Karzai’s desire to secure his legacy as the father of a modern Afghan nation is behind his public olive branches to the Taliban. However, Afghan internal politics are increasingly becoming a zero-sum game and Karzai’s actions toward the Taliban provoke hostile reactions from others.
Last week, the Taliban leader Mullah Omar once again referred to President Karzai and his administration as “stooges” and “puppets” and rejected any notion of negotiation between them.
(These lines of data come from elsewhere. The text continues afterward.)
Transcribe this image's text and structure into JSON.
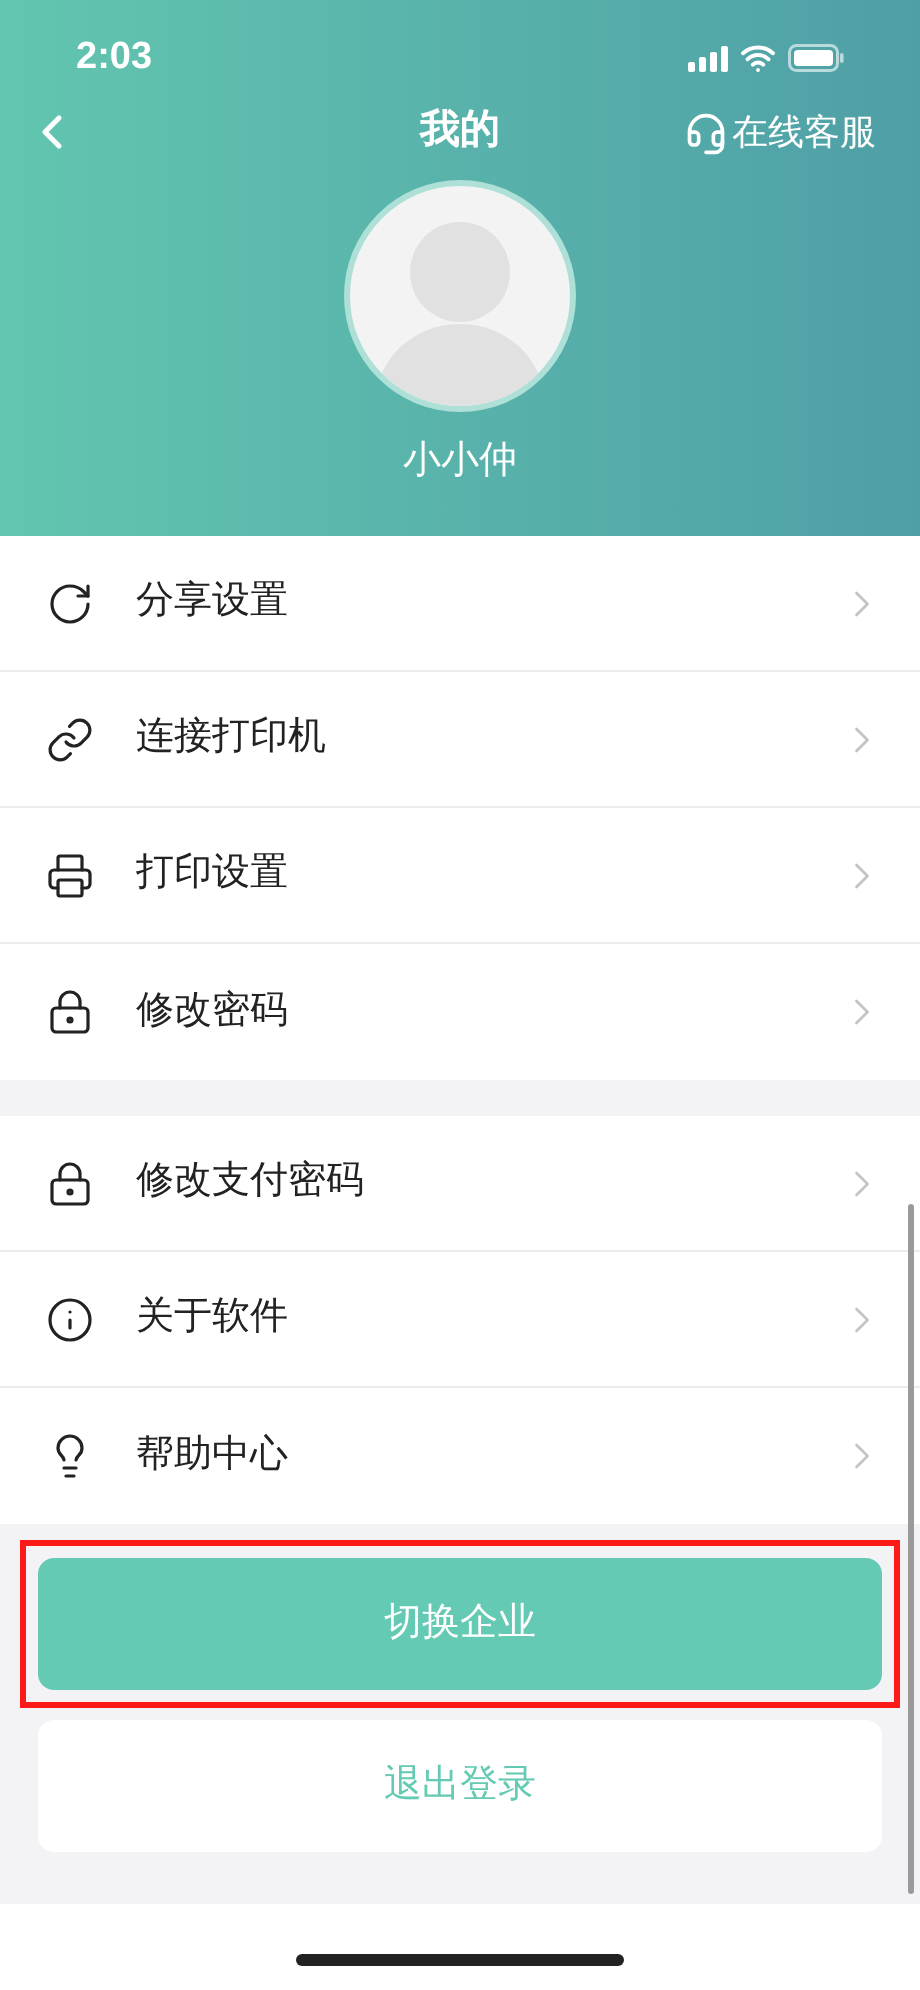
{
  "status_bar": {
    "time": "2:03"
  },
  "header": {
    "title": "我的",
    "service_link": "在线客服",
    "user_name": "小小仲"
  },
  "menu_groups": [
    [
      {
        "label": "分享设置"
      },
      {
        "label": "连接打印机"
      },
      {
        "label": "打印设置"
      },
      {
        "label": "修改密码"
      }
    ],
    [
      {
        "label": "修改支付密码"
      },
      {
        "label": "关于软件"
      },
      {
        "label": "帮助中心"
      }
    ]
  ],
  "buttons": [
    {
      "label": "切换企业",
      "kind": "primary",
      "highlighted": true
    },
    {
      "label": "退出登录",
      "kind": "secondary",
      "highlighted": false
    }
  ]
}
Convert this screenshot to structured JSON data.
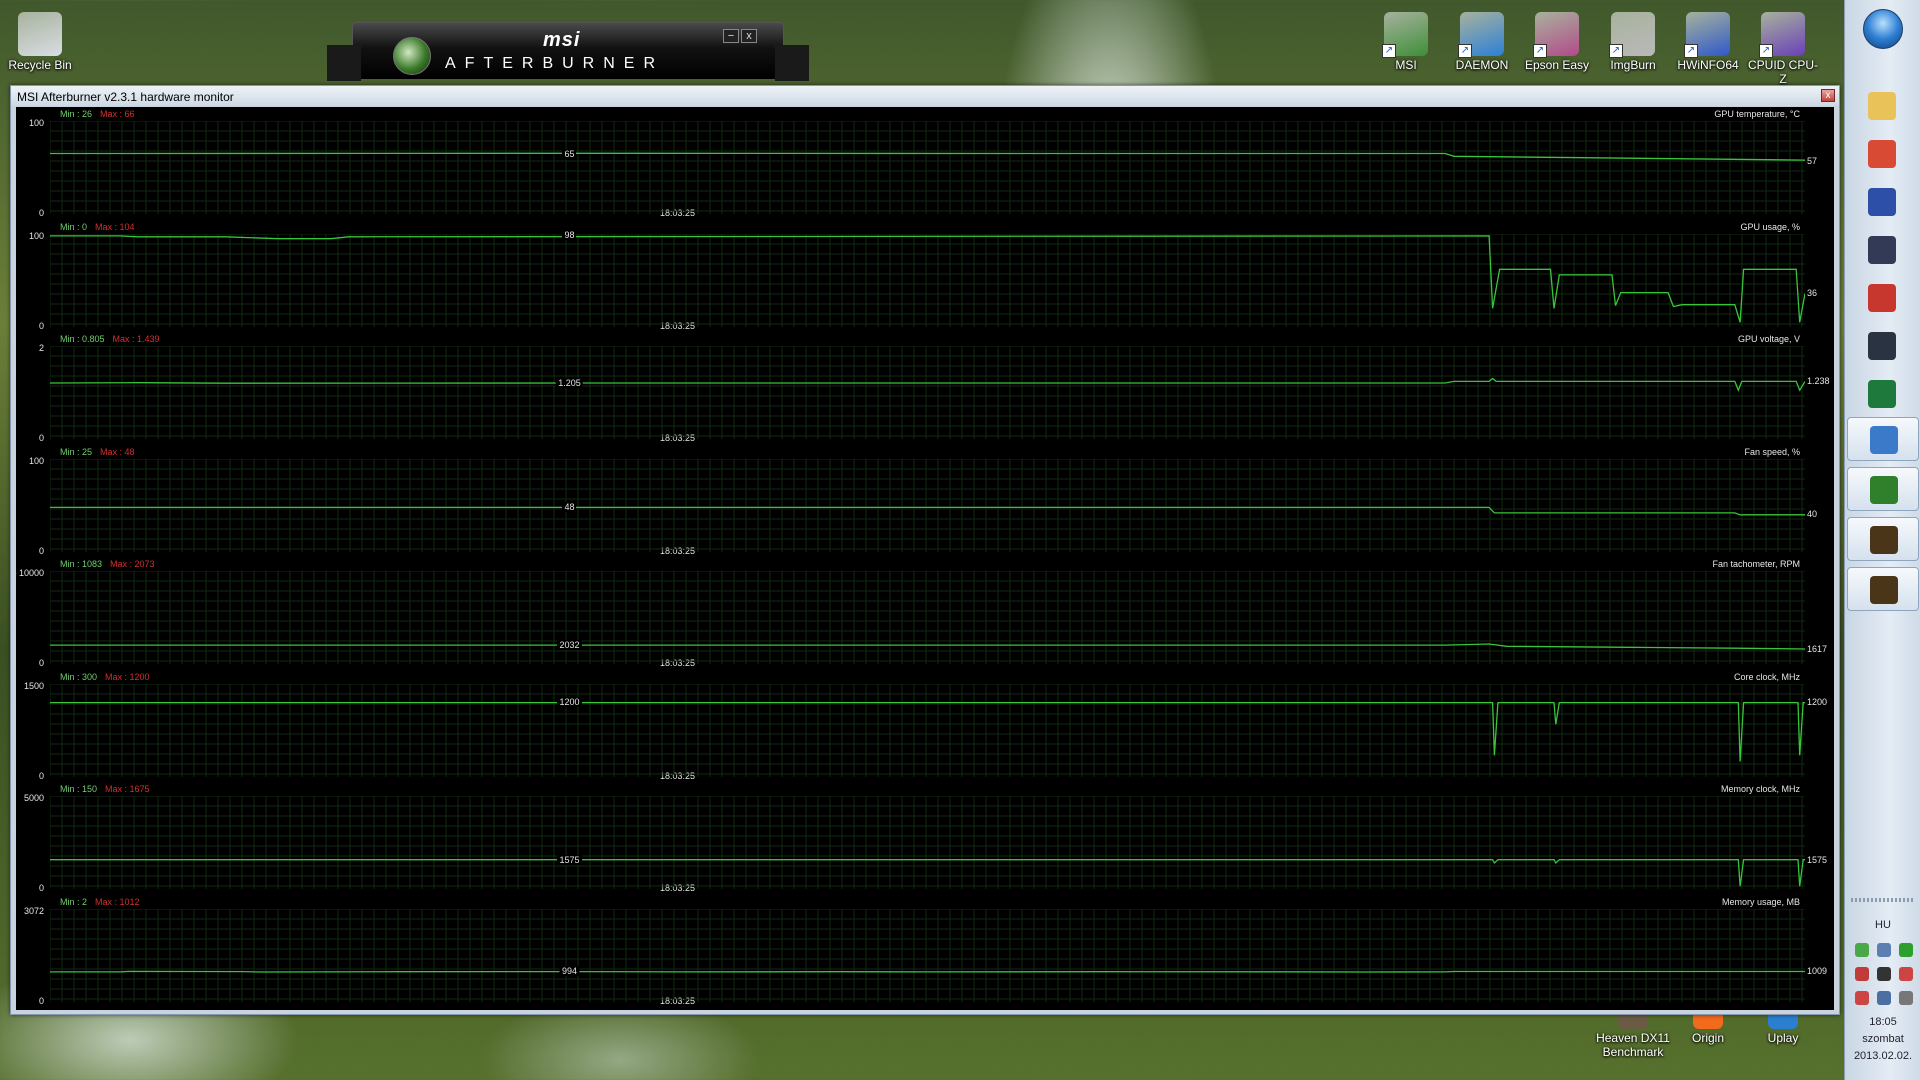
{
  "desktop": {
    "top_icons": [
      {
        "label": "Recycle Bin",
        "icon": "recycle-bin-icon",
        "color": "#d8dde3"
      },
      {
        "label": "MSI",
        "icon": "msi-icon",
        "color": "#3e8e3a"
      },
      {
        "label": "DAEMON",
        "icon": "daemon-tools-icon",
        "color": "#2c7fd8"
      },
      {
        "label": "Epson Easy",
        "icon": "epson-icon",
        "color": "#b24a8a"
      },
      {
        "label": "ImgBurn",
        "icon": "imgburn-icon",
        "color": "#b9b9b9"
      },
      {
        "label": "HWiNFO64",
        "icon": "hwinfo-icon",
        "color": "#2e58c9"
      },
      {
        "label": "CPUID CPU-Z",
        "icon": "cpuz-icon",
        "color": "#6a3fb8"
      }
    ],
    "bottom_icons": [
      {
        "label": "Heaven DX11 Benchmark",
        "icon": "heaven-icon",
        "color": "#6b5a44"
      },
      {
        "label": "Origin",
        "icon": "origin-icon",
        "color": "#f26a1b"
      },
      {
        "label": "Uplay",
        "icon": "uplay-icon",
        "color": "#2a7fd0"
      }
    ]
  },
  "afterburner_skin": {
    "logo_top": "msi",
    "logo_bottom": "AFTERBURNER",
    "minimize_glyph": "−",
    "close_glyph": "x"
  },
  "monitor_window": {
    "title": "MSI Afterburner v2.3.1 hardware monitor",
    "close_glyph": "x",
    "timestamp": "18:03:25",
    "graphs": [
      {
        "name": "GPU temperature, °C",
        "min_label": "Min : 26",
        "max_label": "Max : 66",
        "y_max": "100",
        "y_min": "0",
        "mid_value": "65",
        "current_value": "57",
        "range": [
          0,
          100
        ],
        "points": [
          [
            0,
            65
          ],
          [
            0.3,
            65.3
          ],
          [
            0.6,
            65
          ],
          [
            0.795,
            65
          ],
          [
            0.8,
            62
          ],
          [
            0.9,
            60
          ],
          [
            1,
            58
          ]
        ]
      },
      {
        "name": "GPU usage, %",
        "min_label": "Min : 0",
        "max_label": "Max : 104",
        "y_max": "100",
        "y_min": "0",
        "mid_value": "98",
        "current_value": "36",
        "range": [
          0,
          100
        ],
        "points": [
          [
            0,
            98
          ],
          [
            0.04,
            98
          ],
          [
            0.05,
            97
          ],
          [
            0.1,
            97
          ],
          [
            0.13,
            95
          ],
          [
            0.16,
            95
          ],
          [
            0.17,
            97
          ],
          [
            0.82,
            98
          ],
          [
            0.822,
            20
          ],
          [
            0.826,
            62
          ],
          [
            0.855,
            62
          ],
          [
            0.857,
            20
          ],
          [
            0.86,
            56
          ],
          [
            0.89,
            56
          ],
          [
            0.892,
            23
          ],
          [
            0.895,
            37
          ],
          [
            0.922,
            37
          ],
          [
            0.925,
            22
          ],
          [
            0.93,
            24
          ],
          [
            0.96,
            24
          ],
          [
            0.963,
            5
          ],
          [
            0.965,
            62
          ],
          [
            0.995,
            62
          ],
          [
            0.997,
            5
          ],
          [
            1,
            36
          ]
        ]
      },
      {
        "name": "GPU voltage, V",
        "min_label": "Min : 0.805",
        "max_label": "Max : 1.439",
        "y_max": "2",
        "y_min": "0",
        "mid_value": "1.205",
        "current_value": "1.238",
        "range": [
          0,
          2
        ],
        "points": [
          [
            0,
            1.205
          ],
          [
            0.05,
            1.21
          ],
          [
            0.1,
            1.2
          ],
          [
            0.3,
            1.205
          ],
          [
            0.795,
            1.205
          ],
          [
            0.8,
            1.238
          ],
          [
            0.82,
            1.24
          ],
          [
            0.822,
            1.3
          ],
          [
            0.824,
            1.238
          ],
          [
            0.96,
            1.238
          ],
          [
            0.962,
            1.05
          ],
          [
            0.964,
            1.238
          ],
          [
            0.995,
            1.238
          ],
          [
            0.997,
            1.05
          ],
          [
            1,
            1.238
          ]
        ]
      },
      {
        "name": "Fan speed, %",
        "min_label": "Min : 25",
        "max_label": "Max : 48",
        "y_max": "100",
        "y_min": "0",
        "mid_value": "48",
        "current_value": "40",
        "range": [
          0,
          100
        ],
        "points": [
          [
            0,
            48
          ],
          [
            0.82,
            48
          ],
          [
            0.823,
            42
          ],
          [
            0.96,
            42
          ],
          [
            0.963,
            40
          ],
          [
            1,
            40
          ]
        ]
      },
      {
        "name": "Fan tachometer, RPM",
        "min_label": "Min : 1083",
        "max_label": "Max : 2073",
        "y_max": "10000",
        "y_min": "0",
        "mid_value": "2032",
        "current_value": "1617",
        "range": [
          0,
          10000
        ],
        "points": [
          [
            0,
            2032
          ],
          [
            0.795,
            2032
          ],
          [
            0.82,
            2150
          ],
          [
            0.83,
            1900
          ],
          [
            0.9,
            1800
          ],
          [
            0.96,
            1700
          ],
          [
            1,
            1617
          ]
        ]
      },
      {
        "name": "Core clock, MHz",
        "min_label": "Min : 300",
        "max_label": "Max : 1200",
        "y_max": "1500",
        "y_min": "0",
        "mid_value": "1200",
        "current_value": "1200",
        "range": [
          0,
          1500
        ],
        "points": [
          [
            0,
            1200
          ],
          [
            0.822,
            1200
          ],
          [
            0.823,
            350
          ],
          [
            0.825,
            1200
          ],
          [
            0.857,
            1200
          ],
          [
            0.858,
            850
          ],
          [
            0.86,
            1200
          ],
          [
            0.962,
            1200
          ],
          [
            0.963,
            250
          ],
          [
            0.965,
            1200
          ],
          [
            0.996,
            1200
          ],
          [
            0.997,
            350
          ],
          [
            0.999,
            1200
          ],
          [
            1,
            1200
          ]
        ]
      },
      {
        "name": "Memory clock, MHz",
        "min_label": "Min : 150",
        "max_label": "Max : 1675",
        "y_max": "5000",
        "y_min": "0",
        "mid_value": "1575",
        "current_value": "1575",
        "range": [
          0,
          5000
        ],
        "points": [
          [
            0,
            1575
          ],
          [
            0.822,
            1575
          ],
          [
            0.823,
            1400
          ],
          [
            0.825,
            1575
          ],
          [
            0.857,
            1575
          ],
          [
            0.858,
            1400
          ],
          [
            0.86,
            1575
          ],
          [
            0.962,
            1575
          ],
          [
            0.963,
            150
          ],
          [
            0.965,
            1575
          ],
          [
            0.996,
            1575
          ],
          [
            0.997,
            150
          ],
          [
            0.999,
            1575
          ],
          [
            1,
            1575
          ]
        ]
      },
      {
        "name": "Memory usage, MB",
        "min_label": "Min : 2",
        "max_label": "Max : 1012",
        "y_max": "3072",
        "y_min": "0",
        "mid_value": "994",
        "current_value": "1009",
        "range": [
          0,
          3072
        ],
        "points": [
          [
            0,
            994
          ],
          [
            0.04,
            994
          ],
          [
            0.045,
            1010
          ],
          [
            0.11,
            1005
          ],
          [
            0.12,
            990
          ],
          [
            0.2,
            1000
          ],
          [
            0.3,
            1005
          ],
          [
            0.36,
            995
          ],
          [
            0.45,
            1000
          ],
          [
            0.5,
            994
          ],
          [
            0.6,
            1000
          ],
          [
            0.7,
            998
          ],
          [
            0.75,
            990
          ],
          [
            0.795,
            994
          ],
          [
            0.8,
            1009
          ],
          [
            1,
            1009
          ]
        ]
      }
    ]
  },
  "taskbar": {
    "pinned": [
      {
        "name": "explorer",
        "icon": "folder-icon",
        "color": "#e9c25a"
      },
      {
        "name": "chrome",
        "icon": "chrome-icon",
        "color": "#d94a35"
      },
      {
        "name": "save",
        "icon": "floppy-icon",
        "color": "#2d4fa8"
      },
      {
        "name": "media",
        "icon": "media-player-icon",
        "color": "#333a55"
      },
      {
        "name": "ccleaner",
        "icon": "ccleaner-icon",
        "color": "#c8372d"
      },
      {
        "name": "steam",
        "icon": "steam-icon",
        "color": "#2a3342"
      },
      {
        "name": "excel",
        "icon": "excel-icon",
        "color": "#1e7a3c"
      }
    ],
    "running": [
      {
        "name": "paint",
        "icon": "paint-icon",
        "color": "#3b7ac9"
      },
      {
        "name": "afterburner",
        "icon": "afterburner-icon",
        "color": "#2f7f2b"
      },
      {
        "name": "game1",
        "icon": "game-icon",
        "color": "#4a3518"
      },
      {
        "name": "game2",
        "icon": "game-icon",
        "color": "#4a3518"
      }
    ],
    "language": "HU",
    "time": "18:05",
    "day": "szombat",
    "date": "2013.02.02."
  },
  "colors": {
    "graph_line": "#39c43b",
    "grid": "#0f2a10"
  }
}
On the other side, Karzai has on numerous occasions referred to the Taliban as “brothers”, including in a graveside oration for his slain [NB: not by the Taliban] brother Ahmed Wali – and has been heavily criticised for doing so.
The relationship between Hamid Karzai and the Taliban is clearly complex, which will pose problems in whatever political dialogue will take place up to and beyond 2014, but it is not as paradoxical as it would seem.
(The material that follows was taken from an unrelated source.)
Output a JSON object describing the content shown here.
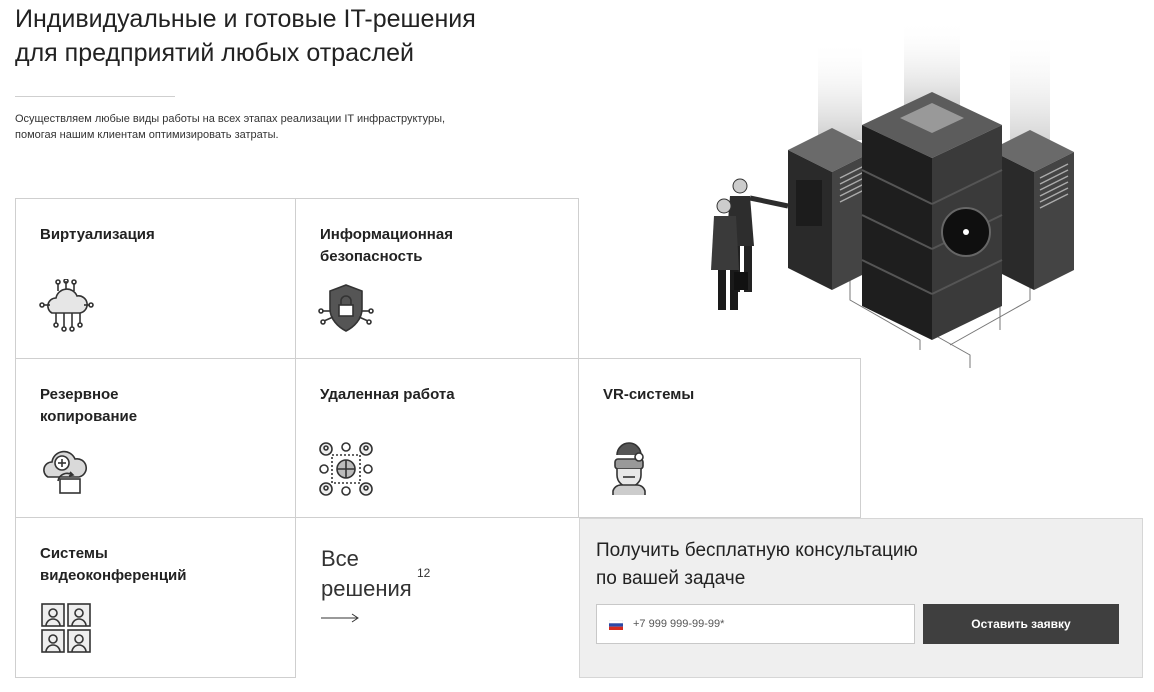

While doubtless very amusing to Americans who have dealt with the Afghan President, the Taliban’s repeated dismissal of Karzai as a US stooge is actually quite rational. From their perspective, the legitimate government of Afghanistan is that of the Islamic Emirate and its legitimate leader is Mullah Omar. To negotiate with Karzai on equal terms is to surrender that legitimacy.
In addition to this question of legitimacy, there are other factors in the Taliban’s relationship with Karzai which are often overlooked by, or simply not known to, western observers. Indeed, there is a history stretching back to the mid-1990s and the very creation of the Taliban – which the young Karzai initially welcomed.
This soon changed and Karzai, in exile in Pakistan, began to work against them. In July 1999, Karzai’s father, Abdul Ahad, was assassinated by the Taliban and his son led a massive funeral procession into Kandahar province in open defiance of the Taliban regime.
Over the past ten years, the manner in which Karzai has built his power base (which was non-existent in 2001) has only deepened the enmity of the Taliban. Beginning with his late brother, Ahmed Wali, key Karzai allies in southern Afghanistan are figures of detestation to the Taliban (and many others besides).
Matiullah Khan and Abdul Raziq, the current police chiefs of Uruzgan and Kandahar provinces respectively, are notorious for their brutality towards Taliban fighters. Another hated individual is Asadullah Khalid on the basis of his actions while Provincial Governor of Kandahar and later as overall security coordinator for southern Afghanistan. Khalid was recently appointed Head of the National Directorate of Security (NDS), the Afghan internal intelligence agency, and as such will play a central role in any sort of reconciliation process.
In short, while there are rational political reasons for the Taliban’s public stance towards Karzai, there is also a deep visceral hatred of the President and his allies in the south. This combination must seriously call into question any possibility of meaningful negotiation.
As for Karzai himself, his stance towards the Taliban may appear irrational given all of the above and given the heavy criticism he has received when he has referred to them as “brothers” [NB: On occasion Karzai has even threatened to join the Taliban, although he was not thought to have been serious]. They may not be immediately apparent but Karzai does have his reasons nonetheless.
Karzai’s survival – political and actual – depends in large part on bringing peace and stability to Afghanistan by the end of 2014 when he leaves (or is supposed to leave) office. His desire to secure his legacy as the father of the modern Afghan nation – an Afghan Ataturk, if you will – is a significant factor behind his very public olive branches to the Taliban. The problem there is that Afghan internal politics are increasingly becoming a zero-sum game and Karzai’s actions towards the Taliban provoke hostile reactions from others, for example key power brokers and politicians affiliated to Jamiat-e Islami and Shura-ye Nazar.
Northern suspicions as to Karzai’s agenda of ‘reconciliation’ with the Taliban also stem from the fact that the President’s inner circle has, in recent years, become increasingly dominated by Pashtun nationalists whose politics closely resemble those of the Taliban, at least to northern eyes. This is in stark contrast to the early years of the Karzai administration, during which the Interim President’s massive reliance upon northern powerbrokers (usually Panjshiris) within his Cabinet, such as current Vice-President Fahim Khan, allowed them to effectively run the government.
Today, Pashtuns affiliated to Hezb-e Islami occupy a number of key positions in the administration (e.g. Karim Khurram, his Chief-of-Staff, and Farooq Wardak, Minister for Education) and it is reasonable to suppose that Karzai’s policy towards the Taliban is, in part, a result of their influence.
Abdul Salam Zaeef, a formerly high-ranking Talib, presciently wrote that Karzai is imprisoned within a circle of people who keep him from the truth, adding that:
Karzai is between the tiger and the precipice and he wakes up every day unsure which way to go. He cannot differentiate between friend and enemy.
In the context of a peace process and a nationwide political dialogue, that could spell real danger.
Photo Credit: isafmedia